### About this exercise:
All of the entries must be reproduced exactly, with no images carried over.

### Records for this exercise:

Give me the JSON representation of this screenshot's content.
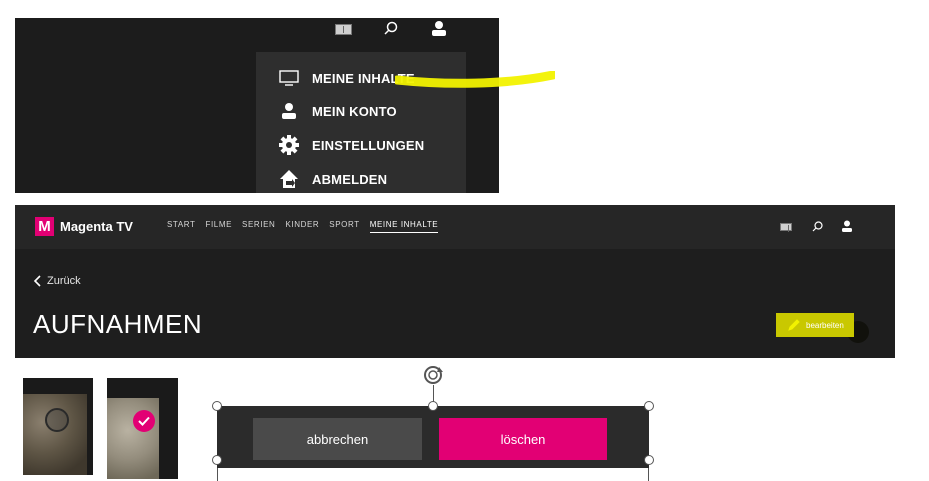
{
  "dropdown_panel": {
    "header_icons": [
      "language-flag-icon",
      "search-icon",
      "user-icon"
    ],
    "menu": [
      {
        "label": "MEINE INHALTE",
        "icon": "tv-icon"
      },
      {
        "label": "MEIN KONTO",
        "icon": "user-icon"
      },
      {
        "label": "EINSTELLUNGEN",
        "icon": "gear-icon"
      },
      {
        "label": "ABMELDEN",
        "icon": "home-logout-icon"
      }
    ],
    "highlight_color": "#f2f200"
  },
  "header": {
    "logo_letter": "M",
    "brand": "Magenta TV",
    "nav": [
      "START",
      "FILME",
      "SERIEN",
      "KINDER",
      "SPORT",
      "MEINE INHALTE"
    ],
    "active_nav": "MEINE INHALTE",
    "icons": [
      "language-flag-icon",
      "search-icon",
      "user-icon"
    ]
  },
  "page": {
    "back_label": "Zurück",
    "title": "AUFNAHMEN",
    "edit_label": "bearbeiten"
  },
  "confirm_bar": {
    "cancel_label": "abbrechen",
    "delete_label": "löschen"
  },
  "colors": {
    "magenta": "#e20074",
    "edit_button": "#c9c800",
    "panel_bg": "#1e1e1e"
  }
}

### Solution to the problem:
Give me the JSON representation of this screenshot's content.
{
  "dropdown_panel": {
    "header_icons": [
      "language-flag-icon",
      "search-icon",
      "user-icon"
    ],
    "menu": [
      {
        "label": "MEINE INHALTE",
        "icon": "tv-icon"
      },
      {
        "label": "MEIN KONTO",
        "icon": "user-icon"
      },
      {
        "label": "EINSTELLUNGEN",
        "icon": "gear-icon"
      },
      {
        "label": "ABMELDEN",
        "icon": "home-logout-icon"
      }
    ],
    "highlight_color": "#f2f200"
  },
  "header": {
    "logo_letter": "M",
    "brand": "Magenta TV",
    "nav": [
      "START",
      "FILME",
      "SERIEN",
      "KINDER",
      "SPORT",
      "MEINE INHALTE"
    ],
    "active_nav": "MEINE INHALTE",
    "icons": [
      "language-flag-icon",
      "search-icon",
      "user-icon"
    ]
  },
  "page": {
    "back_label": "Zurück",
    "title": "AUFNAHMEN",
    "edit_label": "bearbeiten"
  },
  "confirm_bar": {
    "cancel_label": "abbrechen",
    "delete_label": "löschen"
  },
  "colors": {
    "magenta": "#e20074",
    "edit_button": "#c9c800",
    "panel_bg": "#1e1e1e"
  }
}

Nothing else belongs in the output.